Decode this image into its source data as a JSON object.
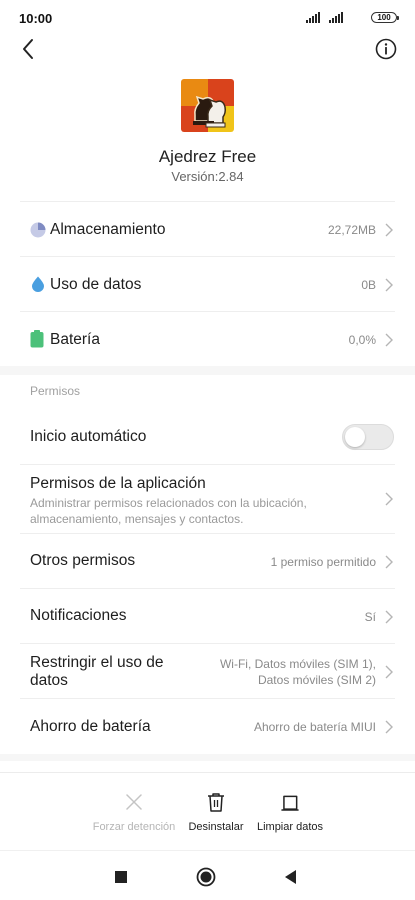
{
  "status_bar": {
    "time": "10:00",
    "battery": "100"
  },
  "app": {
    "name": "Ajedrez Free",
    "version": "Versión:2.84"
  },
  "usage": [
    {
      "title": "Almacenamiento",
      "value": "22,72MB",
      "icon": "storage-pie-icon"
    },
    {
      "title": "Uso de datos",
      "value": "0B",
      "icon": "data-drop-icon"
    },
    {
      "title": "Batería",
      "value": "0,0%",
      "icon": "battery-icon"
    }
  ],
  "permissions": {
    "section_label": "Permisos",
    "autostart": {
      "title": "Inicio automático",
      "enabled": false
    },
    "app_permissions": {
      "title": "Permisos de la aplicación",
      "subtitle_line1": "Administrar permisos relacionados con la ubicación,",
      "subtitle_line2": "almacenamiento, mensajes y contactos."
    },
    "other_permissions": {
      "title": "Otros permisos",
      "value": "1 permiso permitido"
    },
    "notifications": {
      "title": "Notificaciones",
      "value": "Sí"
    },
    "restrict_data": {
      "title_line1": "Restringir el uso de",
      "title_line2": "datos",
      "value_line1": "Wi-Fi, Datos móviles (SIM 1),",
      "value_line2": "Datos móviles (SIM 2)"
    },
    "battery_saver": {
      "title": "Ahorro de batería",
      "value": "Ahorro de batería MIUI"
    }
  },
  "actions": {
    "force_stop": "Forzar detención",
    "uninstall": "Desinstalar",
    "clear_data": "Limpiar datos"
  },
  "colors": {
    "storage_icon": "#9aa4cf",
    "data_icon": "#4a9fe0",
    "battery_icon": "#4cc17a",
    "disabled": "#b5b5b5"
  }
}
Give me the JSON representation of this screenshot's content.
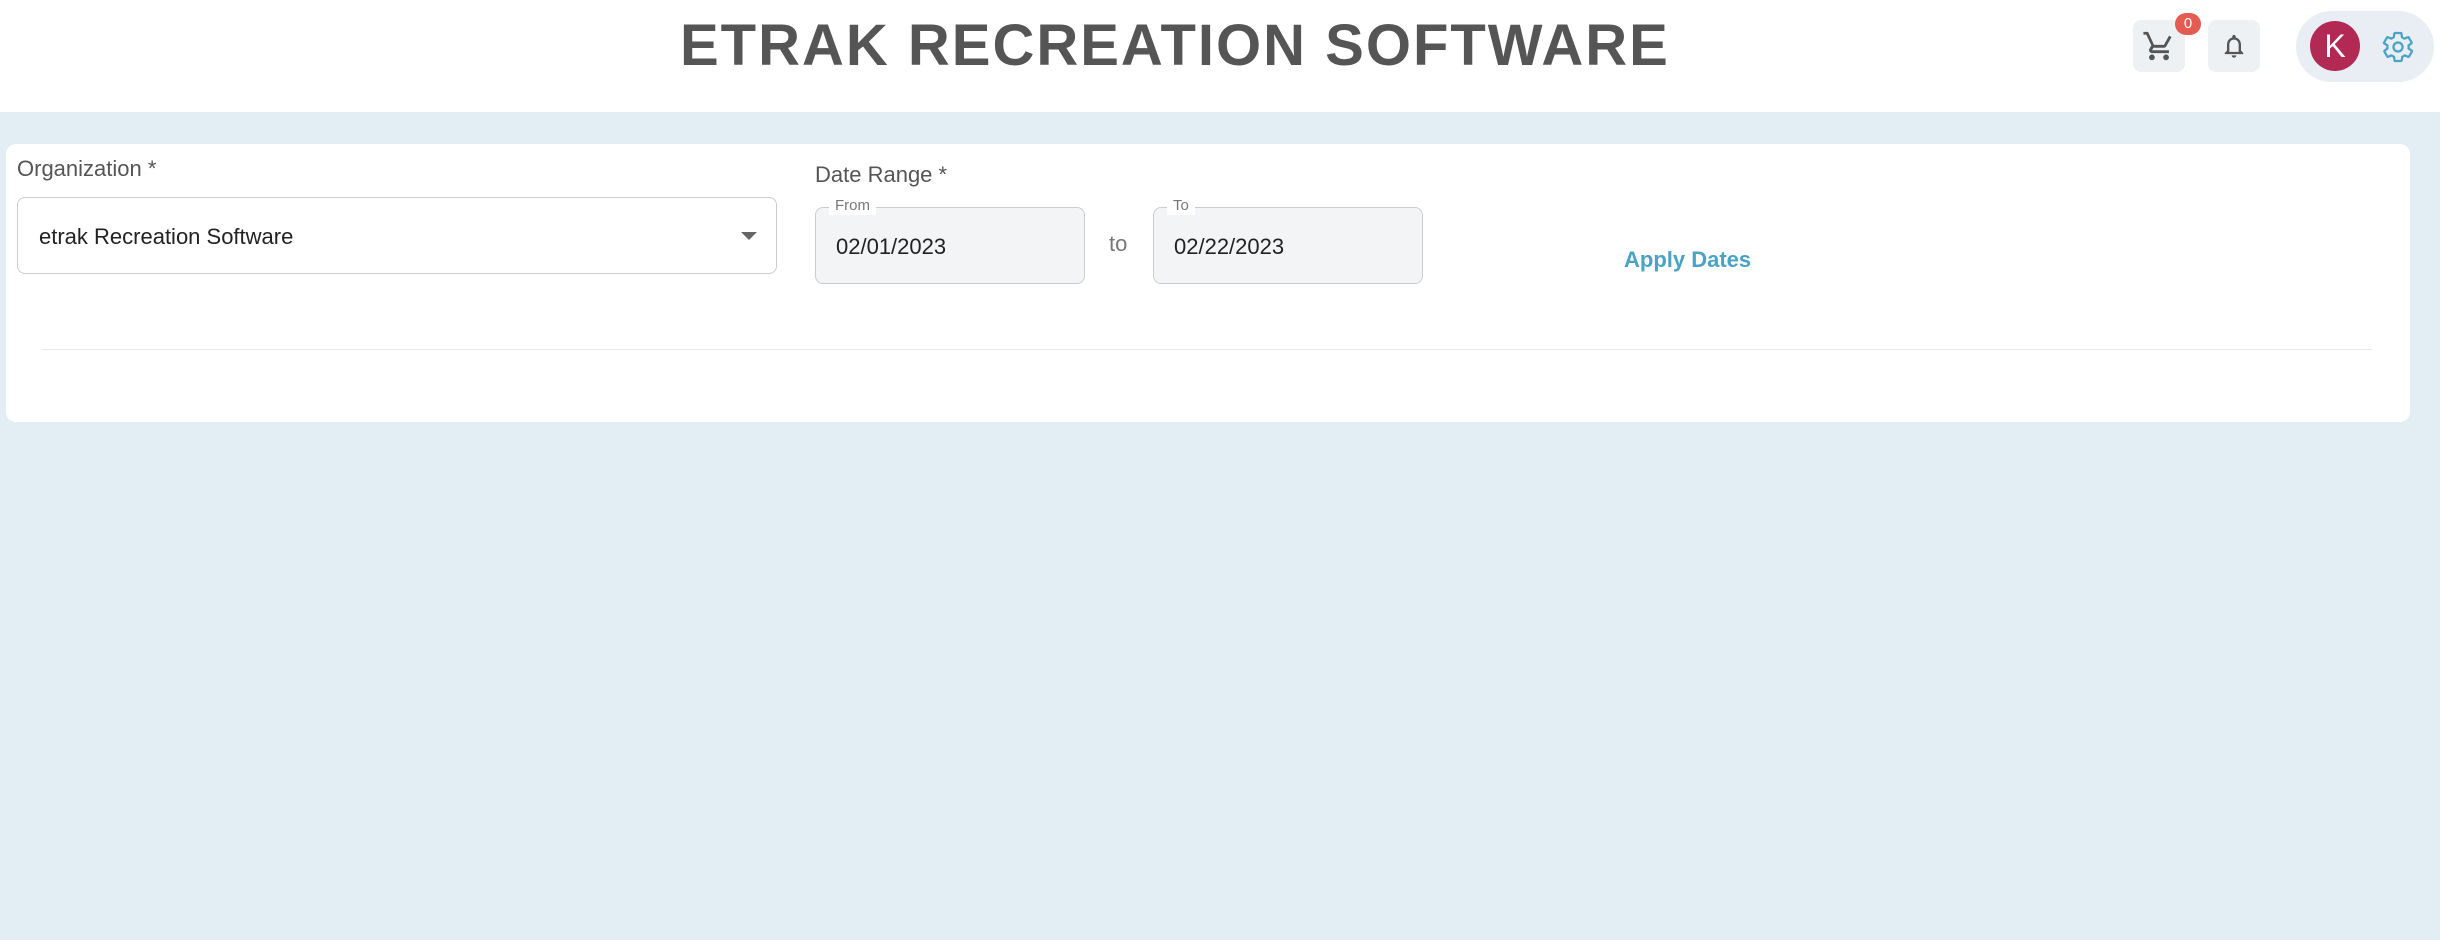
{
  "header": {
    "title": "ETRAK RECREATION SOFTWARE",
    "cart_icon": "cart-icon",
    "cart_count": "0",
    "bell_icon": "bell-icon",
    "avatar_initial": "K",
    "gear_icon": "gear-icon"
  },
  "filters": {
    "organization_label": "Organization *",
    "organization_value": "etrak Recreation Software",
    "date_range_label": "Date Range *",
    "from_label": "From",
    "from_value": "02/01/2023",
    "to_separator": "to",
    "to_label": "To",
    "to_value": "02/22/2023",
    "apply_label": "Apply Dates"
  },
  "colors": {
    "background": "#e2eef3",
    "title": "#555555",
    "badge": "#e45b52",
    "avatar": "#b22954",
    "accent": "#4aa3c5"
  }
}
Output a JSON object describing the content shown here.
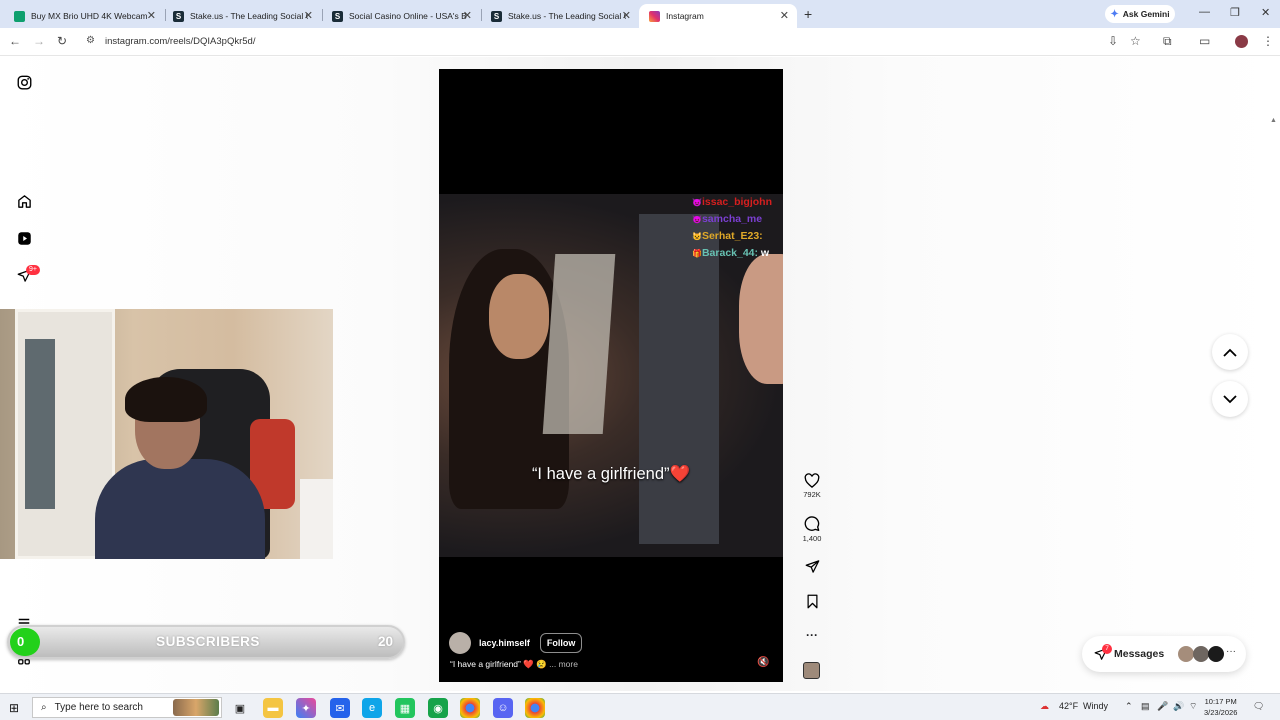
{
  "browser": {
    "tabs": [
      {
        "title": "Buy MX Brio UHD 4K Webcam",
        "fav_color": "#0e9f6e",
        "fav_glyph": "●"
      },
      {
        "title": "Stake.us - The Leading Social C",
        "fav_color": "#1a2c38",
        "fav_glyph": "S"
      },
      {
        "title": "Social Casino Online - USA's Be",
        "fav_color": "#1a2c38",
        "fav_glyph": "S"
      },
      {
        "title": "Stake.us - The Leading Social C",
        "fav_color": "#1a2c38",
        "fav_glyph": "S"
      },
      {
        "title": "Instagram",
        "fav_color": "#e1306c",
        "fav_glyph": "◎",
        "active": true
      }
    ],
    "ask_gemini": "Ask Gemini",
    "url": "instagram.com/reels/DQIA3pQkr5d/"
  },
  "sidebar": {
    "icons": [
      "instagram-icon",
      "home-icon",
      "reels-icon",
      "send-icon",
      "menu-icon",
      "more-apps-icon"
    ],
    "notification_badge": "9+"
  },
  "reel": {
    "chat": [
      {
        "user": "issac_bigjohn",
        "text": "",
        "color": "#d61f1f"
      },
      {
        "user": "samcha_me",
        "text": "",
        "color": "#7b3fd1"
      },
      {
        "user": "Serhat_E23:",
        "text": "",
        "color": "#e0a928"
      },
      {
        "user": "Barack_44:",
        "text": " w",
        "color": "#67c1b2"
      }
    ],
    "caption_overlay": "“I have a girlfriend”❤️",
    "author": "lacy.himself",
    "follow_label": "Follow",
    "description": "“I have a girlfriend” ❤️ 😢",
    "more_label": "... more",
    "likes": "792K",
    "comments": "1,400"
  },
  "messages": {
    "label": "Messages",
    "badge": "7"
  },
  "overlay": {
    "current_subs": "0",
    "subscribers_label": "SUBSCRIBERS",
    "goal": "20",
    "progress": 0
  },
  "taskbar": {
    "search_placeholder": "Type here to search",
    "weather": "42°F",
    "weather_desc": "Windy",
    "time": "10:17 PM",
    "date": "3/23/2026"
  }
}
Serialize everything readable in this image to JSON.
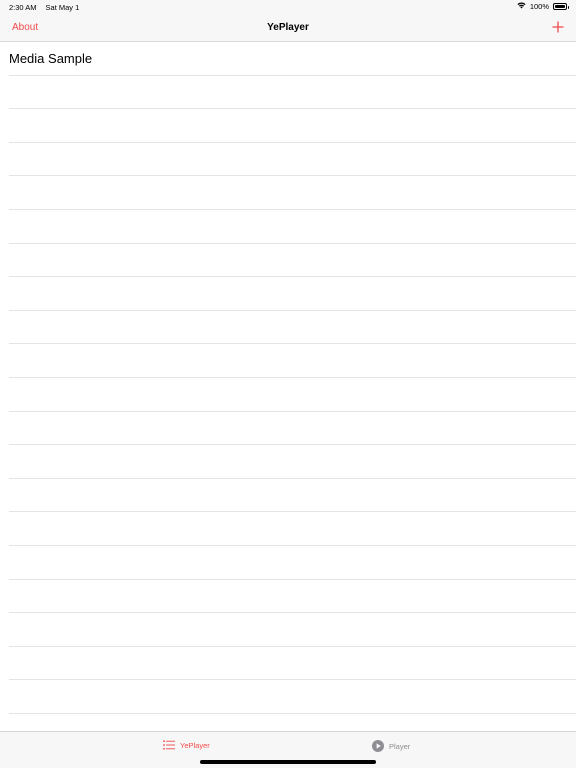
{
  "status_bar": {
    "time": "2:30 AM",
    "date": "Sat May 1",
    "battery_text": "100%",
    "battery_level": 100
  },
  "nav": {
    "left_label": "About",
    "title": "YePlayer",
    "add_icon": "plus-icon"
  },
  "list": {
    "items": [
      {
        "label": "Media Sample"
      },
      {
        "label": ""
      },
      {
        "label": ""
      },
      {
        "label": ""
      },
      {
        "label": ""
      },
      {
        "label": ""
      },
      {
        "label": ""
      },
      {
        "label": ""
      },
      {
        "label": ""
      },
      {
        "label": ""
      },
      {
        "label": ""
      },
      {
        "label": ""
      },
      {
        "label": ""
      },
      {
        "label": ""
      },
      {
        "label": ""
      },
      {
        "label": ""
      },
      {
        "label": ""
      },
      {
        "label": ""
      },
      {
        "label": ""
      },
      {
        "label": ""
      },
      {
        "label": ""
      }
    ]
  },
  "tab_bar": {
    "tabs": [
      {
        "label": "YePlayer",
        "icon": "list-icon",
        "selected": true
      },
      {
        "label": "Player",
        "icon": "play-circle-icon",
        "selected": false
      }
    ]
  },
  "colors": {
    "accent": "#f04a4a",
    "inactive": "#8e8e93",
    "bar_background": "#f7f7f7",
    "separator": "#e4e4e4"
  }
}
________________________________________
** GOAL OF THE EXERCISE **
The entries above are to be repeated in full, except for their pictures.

** ANSWER SECTION **
Decode this image into its source data as a JSON object.
{
  "status_bar": {
    "time": "10:00",
    "battery": "100"
  },
  "app": {
    "name": "Ajedrez Free",
    "version": "Versión:2.84"
  },
  "usage": [
    {
      "title": "Almacenamiento",
      "value": "22,72MB",
      "icon": "storage-pie-icon"
    },
    {
      "title": "Uso de datos",
      "value": "0B",
      "icon": "data-drop-icon"
    },
    {
      "title": "Batería",
      "value": "0,0%",
      "icon": "battery-icon"
    }
  ],
  "permissions": {
    "section_label": "Permisos",
    "autostart": {
      "title": "Inicio automático",
      "enabled": false
    },
    "app_permissions": {
      "title": "Permisos de la aplicación",
      "subtitle_line1": "Administrar permisos relacionados con la ubicación,",
      "subtitle_line2": "almacenamiento, mensajes y contactos."
    },
    "other_permissions": {
      "title": "Otros permisos",
      "value": "1 permiso permitido"
    },
    "notifications": {
      "title": "Notificaciones",
      "value": "Sí"
    },
    "restrict_data": {
      "title_line1": "Restringir el uso de",
      "title_line2": "datos",
      "value_line1": "Wi-Fi, Datos móviles (SIM 1),",
      "value_line2": "Datos móviles (SIM 2)"
    },
    "battery_saver": {
      "title": "Ahorro de batería",
      "value": "Ahorro de batería MIUI"
    }
  },
  "actions": {
    "force_stop": "Forzar detención",
    "uninstall": "Desinstalar",
    "clear_data": "Limpiar datos"
  },
  "colors": {
    "storage_icon": "#9aa4cf",
    "data_icon": "#4a9fe0",
    "battery_icon": "#4cc17a",
    "disabled": "#b5b5b5"
  }
}
Give me the JSON representation of this screenshot's content.
{
  "header": {
    "title": "ETRAK RECREATION SOFTWARE",
    "cart_icon": "cart-icon",
    "cart_count": "0",
    "bell_icon": "bell-icon",
    "avatar_initial": "K",
    "gear_icon": "gear-icon"
  },
  "filters": {
    "organization_label": "Organization *",
    "organization_value": "etrak Recreation Software",
    "date_range_label": "Date Range *",
    "from_label": "From",
    "from_value": "02/01/2023",
    "to_separator": "to",
    "to_label": "To",
    "to_value": "02/22/2023",
    "apply_label": "Apply Dates"
  },
  "colors": {
    "background": "#e2eef3",
    "title": "#555555",
    "badge": "#e45b52",
    "avatar": "#b22954",
    "accent": "#4aa3c5"
  }
}
Output a JSON object describing the content shown here.
{
  "browser": {
    "tabs": [
      {
        "title": "Buy MX Brio UHD 4K Webcam",
        "fav_color": "#0e9f6e",
        "fav_glyph": "●"
      },
      {
        "title": "Stake.us - The Leading Social C",
        "fav_color": "#1a2c38",
        "fav_glyph": "S"
      },
      {
        "title": "Social Casino Online - USA's Be",
        "fav_color": "#1a2c38",
        "fav_glyph": "S"
      },
      {
        "title": "Stake.us - The Leading Social C",
        "fav_color": "#1a2c38",
        "fav_glyph": "S"
      },
      {
        "title": "Instagram",
        "fav_color": "#e1306c",
        "fav_glyph": "◎",
        "active": true
      }
    ],
    "ask_gemini": "Ask Gemini",
    "url": "instagram.com/reels/DQIA3pQkr5d/"
  },
  "sidebar": {
    "icons": [
      "instagram-icon",
      "home-icon",
      "reels-icon",
      "send-icon",
      "menu-icon",
      "more-apps-icon"
    ],
    "notification_badge": "9+"
  },
  "reel": {
    "chat": [
      {
        "user": "issac_bigjohn",
        "text": "",
        "color": "#d61f1f"
      },
      {
        "user": "samcha_me",
        "text": "",
        "color": "#7b3fd1"
      },
      {
        "user": "Serhat_E23:",
        "text": "",
        "color": "#e0a928"
      },
      {
        "user": "Barack_44:",
        "text": " w",
        "color": "#67c1b2"
      }
    ],
    "caption_overlay": "“I have a girlfriend”❤️",
    "author": "lacy.himself",
    "follow_label": "Follow",
    "description": "“I have a girlfriend” ❤️ 😢",
    "more_label": "... more",
    "likes": "792K",
    "comments": "1,400"
  },
  "messages": {
    "label": "Messages",
    "badge": "7"
  },
  "overlay": {
    "current_subs": "0",
    "subscribers_label": "SUBSCRIBERS",
    "goal": "20",
    "progress": 0
  },
  "taskbar": {
    "search_placeholder": "Type here to search",
    "weather": "42°F",
    "weather_desc": "Windy",
    "time": "10:17 PM",
    "date": "3/23/2026"
  }
}
Serialize everything readable in this image to JSON.
{
  "status_bar": {
    "time": "2:30 AM",
    "date": "Sat May 1",
    "battery_text": "100%",
    "battery_level": 100
  },
  "nav": {
    "left_label": "About",
    "title": "YePlayer",
    "add_icon": "plus-icon"
  },
  "list": {
    "items": [
      {
        "label": "Media Sample"
      },
      {
        "label": ""
      },
      {
        "label": ""
      },
      {
        "label": ""
      },
      {
        "label": ""
      },
      {
        "label": ""
      },
      {
        "label": ""
      },
      {
        "label": ""
      },
      {
        "label": ""
      },
      {
        "label": ""
      },
      {
        "label": ""
      },
      {
        "label": ""
      },
      {
        "label": ""
      },
      {
        "label": ""
      },
      {
        "label": ""
      },
      {
        "label": ""
      },
      {
        "label": ""
      },
      {
        "label": ""
      },
      {
        "label": ""
      },
      {
        "label": ""
      },
      {
        "label": ""
      }
    ]
  },
  "tab_bar": {
    "tabs": [
      {
        "label": "YePlayer",
        "icon": "list-icon",
        "selected": true
      },
      {
        "label": "Player",
        "icon": "play-circle-icon",
        "selected": false
      }
    ]
  },
  "colors": {
    "accent": "#f04a4a",
    "inactive": "#8e8e93",
    "bar_background": "#f7f7f7",
    "separator": "#e4e4e4"
  }
}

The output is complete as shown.